Shia fighters that withdrew from the battle against Isis in Tikrit after US air strikes have claimed that America was trying to "steal a victory" from Iranian-backed militia groups.
In a statement to Arabic language Iraqi newspaper Al-Sawmariyah News, Naeem Al-Abdaoui, a spokesman for radical Shia paramilitary group Asaib ahl al-Haq, or 'League of the Righteous', said that the militias neither wanted nor needed American help fighting Islamic State (formerly known as Isis).
"We are fully capable of freeing those areas as the security forces and the resistance factions and tribes have managed to free around 90% of those areas, and America is trying to come into the remaining 10% to steal the big victory," said Al-Abdaoui.
"We won't join any battle that the United States is leading, whether that be by air or land, and refuse to enter a battle that the international coalition are joined in."
Al-Abdaoui added: "We don't trust the United States as what happened in Yemen, Pakistan, Afghanistan and Latifiya and Baiji when many people fell victim to the airstrikes."
Asaib ahl al-Haq has been fighting alongside the Iraqi army as they push north towards Mosul alongside thousands of Iranian-backed militias. Last week the army took back most of Tikrit but ISIS are still lodged in the centre of the city.
On Monday Reuters reported that Iraq was poised to ask the US for help in dislodging the militants from Tikrit. America has supported the Kurds in the north with air strikes but had so far not backed up the army on their push to Tikrit, where they are being supported by the head of Iran's Revolutionary Guard General Qassem Suleimani.
That changed on Wednesday, when the US and its European allies began bombing IS positions in Tikrit to aid the advancing army.

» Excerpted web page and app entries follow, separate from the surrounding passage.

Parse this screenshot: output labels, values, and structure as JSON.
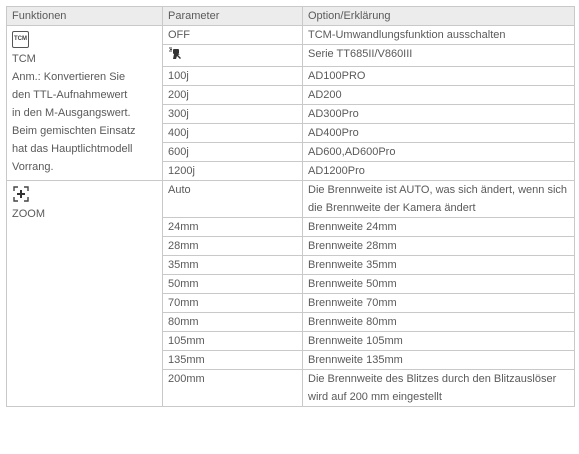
{
  "header": {
    "col1": "Funktionen",
    "col2": "Parameter",
    "col3": "Option/Erklärung"
  },
  "tcm": {
    "icon_text": "TCM",
    "name": "TCM",
    "note_lines": [
      "Anm.: Konvertieren Sie",
      "den TTL-Aufnahmewert",
      "in den M-Ausgangswert.",
      "Beim gemischten Einsatz",
      "hat das Hauptlichtmodell",
      "Vorrang."
    ],
    "rows": [
      {
        "param": "OFF",
        "option": "TCM-Umwandlungsfunktion ausschalten"
      },
      {
        "param": "",
        "param_icon": "flash-trigger-icon",
        "option": "Serie TT685II/V860III"
      },
      {
        "param": "100j",
        "option": "AD100PRO"
      },
      {
        "param": "200j",
        "option": "AD200"
      },
      {
        "param": "300j",
        "option": "AD300Pro"
      },
      {
        "param": "400j",
        "option": "AD400Pro"
      },
      {
        "param": "600j",
        "option": "AD600,AD600Pro"
      },
      {
        "param": "1200j",
        "option": "AD1200Pro"
      }
    ]
  },
  "zoom": {
    "icon": "zoom-icon",
    "name": "ZOOM",
    "rows": [
      {
        "param": "Auto",
        "option": "Die Brennweite ist AUTO, was sich ändert, wenn sich die Brennweite der Kamera ändert"
      },
      {
        "param": "24mm",
        "option": "Brennweite 24mm"
      },
      {
        "param": "28mm",
        "option": "Brennweite 28mm"
      },
      {
        "param": "35mm",
        "option": "Brennweite 35mm"
      },
      {
        "param": "50mm",
        "option": "Brennweite 50mm"
      },
      {
        "param": "70mm",
        "option": "Brennweite 70mm"
      },
      {
        "param": "80mm",
        "option": "Brennweite 80mm"
      },
      {
        "param": "105mm",
        "option": "Brennweite 105mm"
      },
      {
        "param": "135mm",
        "option": "Brennweite 135mm"
      },
      {
        "param": "200mm",
        "option": "Die Brennweite des Blitzes durch den Blitzauslöser wird auf 200 mm eingestellt"
      }
    ]
  }
}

As well as Asaib ahl al-Haq, there were reports that Kata'ib Hezbollah, another prominent militia group was pulling out.
There was an immense irony at the prospect of the US backing up groups such as Asaib ahl al-Haq and Kata'ib Hezbollah effectively fighting on the same side, given the numerous attacks on US troops by both groups in the aftermath of the Iraq war.